Yet today she stands an increasingly lonely figure – both within Germany and the EU. She became Germany's first female Chancellor at the head of a grand coalition consisting of the CDU, its Bavarian sister party, the Christian Social Union (CSU) and the Social Democratic Party of Germany (SPD). In the subsequent two general elections, she consolidated her position.
Now, however, she is increasingly marginalized. Her Bavarian sister party, the CSU is led by Horst Seehofer, who has been severely critical of Merkel’s 'open doors' policy on refugees. His southern German state has borne the brunt of the refugees flowing through Hungary and Austria having used the West Balkan route to fell Syria, Iraq, Afghanistan and refugee camps in neighboring states.
At the annual congress of his CSU party Seehofer made the German leader look like "a schoolgirl", according to local media. In a 13-minute tirade, he lambasted Merkel over the handling of the refugee crisis, demanding she set a limit on the number of asylum-seekers the country would accept.
Meanwhile, she has come to blows with her CDU/CSU coalition partner — the Social Democratic Party of Germany (SPD) led by Sigmar Gabriel.
He rebuked Merkel for trying to set up transit camps for refugees that he said were akin to concentration camps. He also berated her for the slow response of the federal government is responding to the sheer volume of refugees entering Germany.
Meanwhile, abroad, she is losing political value within Europe. Many EU states – especially those in Eastern Germany – have blamed her 'open doors' policy for precipitating the huge diaspora. Many have slammed Merkel’s idea of mandatory quotas of refugees for each member state.
Meanwhile, politically, she is losing allies. She was seen as the leader of the wider center-right Christian Democrat movement in Europe – most notably among the European People's Party (EPP) – the alliance within the European Parliament.
Center-right parties have lost power in many recent elections. The Greeks chose a left-wing government a year ago. Portugal eventually emerged from its recent election with a left-wing coalition. Poland elected a right-wing nationalist government and the jury is still out in Spain where Prime Minister Mariano Rajoy's center-right People's Party (PP) had its worst vote-crash in years.

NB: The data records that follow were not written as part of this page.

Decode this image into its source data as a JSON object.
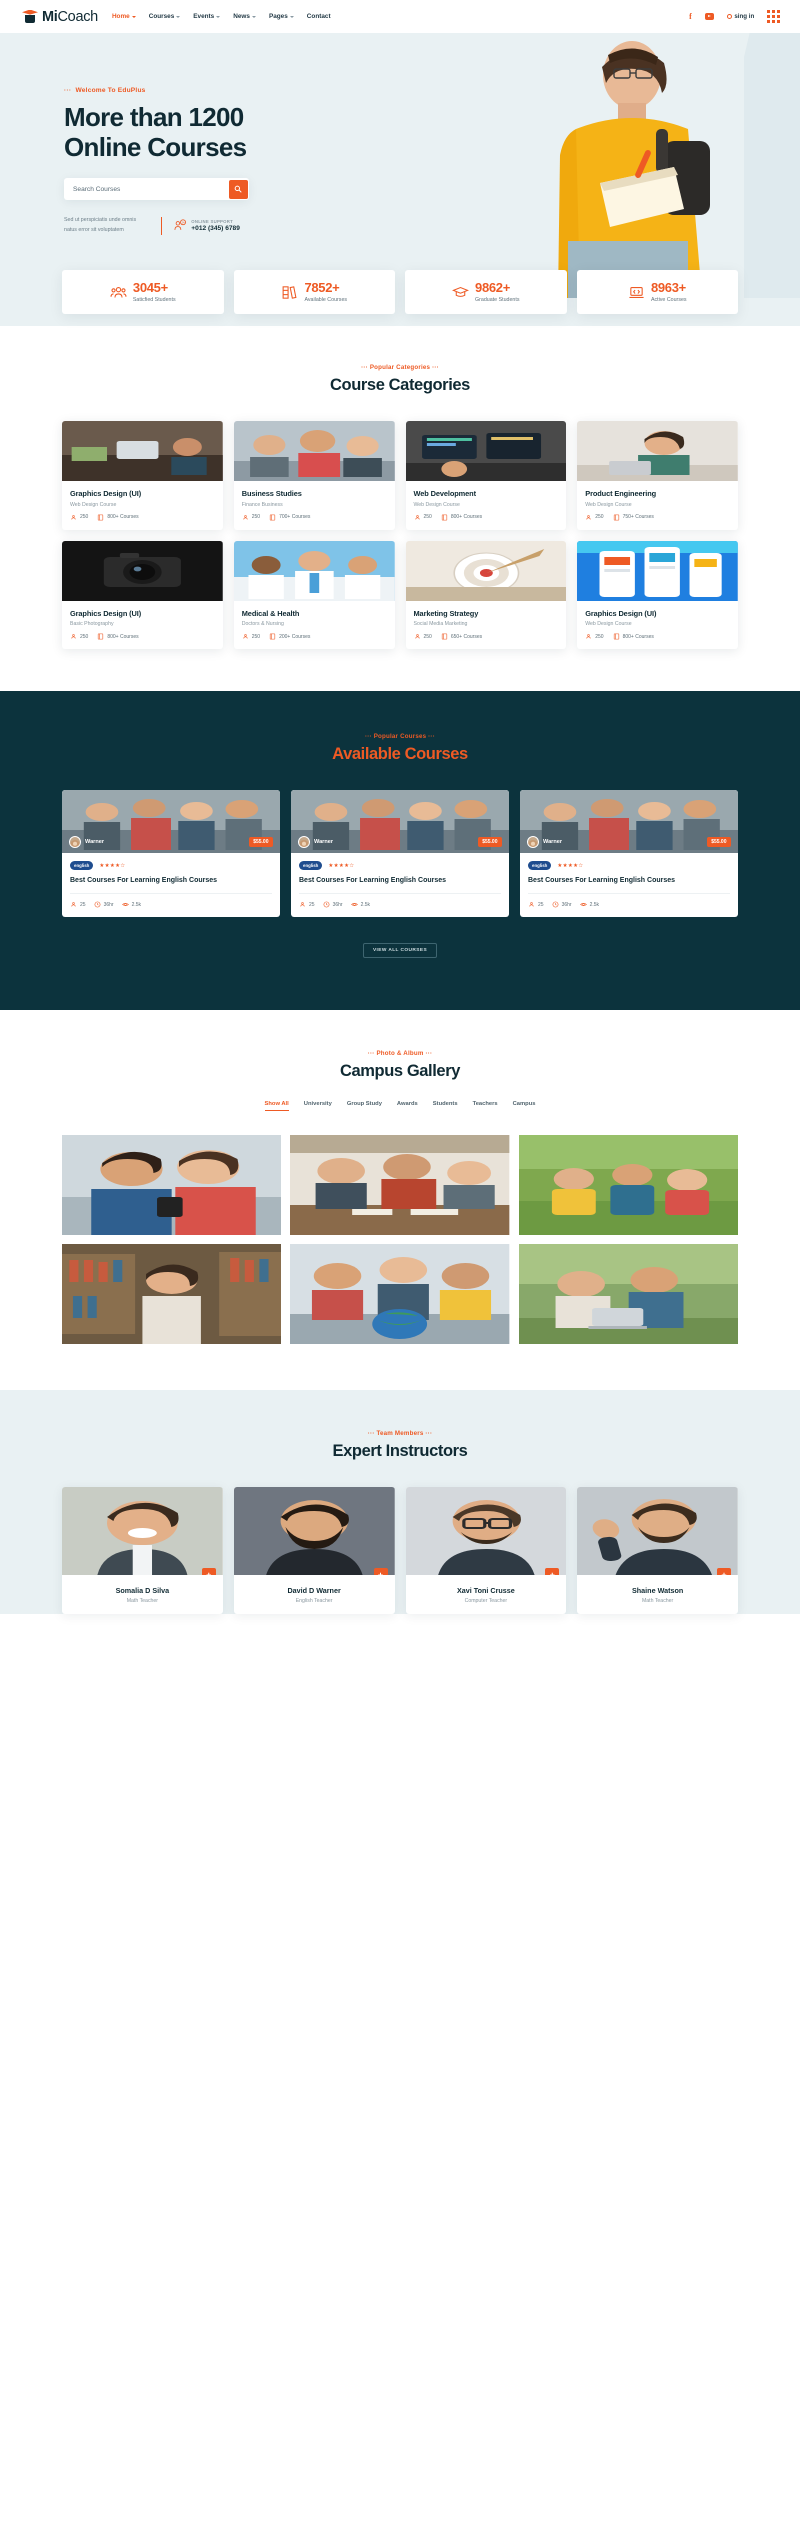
{
  "header": {
    "brand_first": "Mi",
    "brand_second": "Coach",
    "logo_icon": "graduation-cap-icon",
    "nav": [
      {
        "label": "Home",
        "has_caret": true,
        "active": true
      },
      {
        "label": "Courses",
        "has_caret": true,
        "active": false
      },
      {
        "label": "Events",
        "has_caret": true,
        "active": false
      },
      {
        "label": "News",
        "has_caret": true,
        "active": false
      },
      {
        "label": "Pages",
        "has_caret": true,
        "active": false
      },
      {
        "label": "Contact",
        "has_caret": false,
        "active": false
      }
    ],
    "facebook_icon": "facebook-icon",
    "youtube_icon": "youtube-icon",
    "signin_label": "sing in",
    "grid_icon": "grid-menu-icon"
  },
  "hero": {
    "eyebrow": "Welcome To EduPlus",
    "heading_line1": "More than 1200",
    "heading_line2": "Online Courses",
    "search_placeholder": "Search Courses",
    "search_value": "",
    "search_icon": "search-icon",
    "side_text": "Sed ut perspiciatis unde omnis natus error sit voluptatem",
    "support_icon": "headset-support-icon",
    "support_label": "ONLINE SUPPORT",
    "support_phone": "+012 (345) 6789"
  },
  "stats": [
    {
      "icon": "users-group-icon",
      "value": "3045+",
      "label": "Saticfied Students"
    },
    {
      "icon": "books-icon",
      "value": "7852+",
      "label": "Available Courses"
    },
    {
      "icon": "graduation-cap-icon",
      "value": "9862+",
      "label": "Graduate Students"
    },
    {
      "icon": "laptop-code-icon",
      "value": "8963+",
      "label": "Active Courses"
    }
  ],
  "categories": {
    "eyebrow": "Popular Categories",
    "title": "Course Categories",
    "items": [
      {
        "title": "Graphics Design (UI)",
        "sub": "Web Design Course",
        "students": "250",
        "courses": "800+ Courses",
        "thumb": "office-desk-photo"
      },
      {
        "title": "Business Studies",
        "sub": "Finance Business",
        "students": "250",
        "courses": "700+ Courses",
        "thumb": "team-meeting-photo"
      },
      {
        "title": "Web Development",
        "sub": "Web Design Course",
        "students": "250",
        "courses": "800+ Courses",
        "thumb": "developer-desk-photo"
      },
      {
        "title": "Product Engineering",
        "sub": "Web Design Course",
        "students": "250",
        "courses": "750+ Courses",
        "thumb": "woman-laptop-photo"
      },
      {
        "title": "Graphics Design (UI)",
        "sub": "Basic Photography",
        "students": "250",
        "courses": "800+ Courses",
        "thumb": "camera-photo"
      },
      {
        "title": "Medical & Health",
        "sub": "Doctors & Nursing",
        "students": "250",
        "courses": "200+ Courses",
        "thumb": "doctors-photo"
      },
      {
        "title": "Marketing Strategy",
        "sub": "Social Media Marketing",
        "students": "250",
        "courses": "650+ Courses",
        "thumb": "dartboard-photo"
      },
      {
        "title": "Graphics Design (UI)",
        "sub": "Web Design Course",
        "students": "250",
        "courses": "800+ Courses",
        "thumb": "mobile-ui-photo"
      }
    ]
  },
  "available": {
    "eyebrow": "Popular Courses",
    "title": "Available Courses",
    "view_all": "VIEW ALL COURSES",
    "items": [
      {
        "author": "Warner",
        "price": "$55.00",
        "badge": "english",
        "stars": "★★★★☆",
        "title": "Best Courses For Learning English Courses",
        "m1": "25",
        "m2": "36hr",
        "m3": "2.5k",
        "thumb": "students-group-photo"
      },
      {
        "author": "Warner",
        "price": "$55.00",
        "badge": "english",
        "stars": "★★★★☆",
        "title": "Best Courses For Learning English Courses",
        "m1": "25",
        "m2": "36hr",
        "m3": "2.5k",
        "thumb": "students-group-photo"
      },
      {
        "author": "Warner",
        "price": "$55.00",
        "badge": "english",
        "stars": "★★★★☆",
        "title": "Best Courses For Learning English Courses",
        "m1": "25",
        "m2": "36hr",
        "m3": "2.5k",
        "thumb": "students-group-photo"
      }
    ]
  },
  "gallery": {
    "eyebrow": "Photo & Album",
    "title": "Campus Gallery",
    "filters": [
      {
        "label": "Show All",
        "active": true
      },
      {
        "label": "University",
        "active": false
      },
      {
        "label": "Group Study",
        "active": false
      },
      {
        "label": "Awards",
        "active": false
      },
      {
        "label": "Students",
        "active": false
      },
      {
        "label": "Teachers",
        "active": false
      },
      {
        "label": "Campus",
        "active": false
      }
    ],
    "photos": [
      "two-students-phone-photo",
      "library-table-study-photo",
      "students-on-grass-photo",
      "library-shelves-photo",
      "globe-study-group-photo",
      "outdoor-laptop-students-photo"
    ]
  },
  "instructors": {
    "eyebrow": "Team Members",
    "title": "Expert Instructors",
    "plus_icon": "plus-icon",
    "items": [
      {
        "name": "Somalia D Silva",
        "role": "Math Teacher",
        "thumb": "smiling-man-photo"
      },
      {
        "name": "David D Warner",
        "role": "English Teacher",
        "thumb": "bearded-man-photo"
      },
      {
        "name": "Xavi Toni Crusse",
        "role": "Computer Teacher",
        "thumb": "glasses-man-photo"
      },
      {
        "name": "Shaine Watson",
        "role": "Math Teacher",
        "thumb": "waving-man-photo"
      }
    ]
  }
}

Merkel increasingly cuts a lonely figure both at home and abroad. In her own political twilight, she is presiding over an uncomfortable coalition at home and is facing her worst nightmare: the possible break-up of her beloved EU.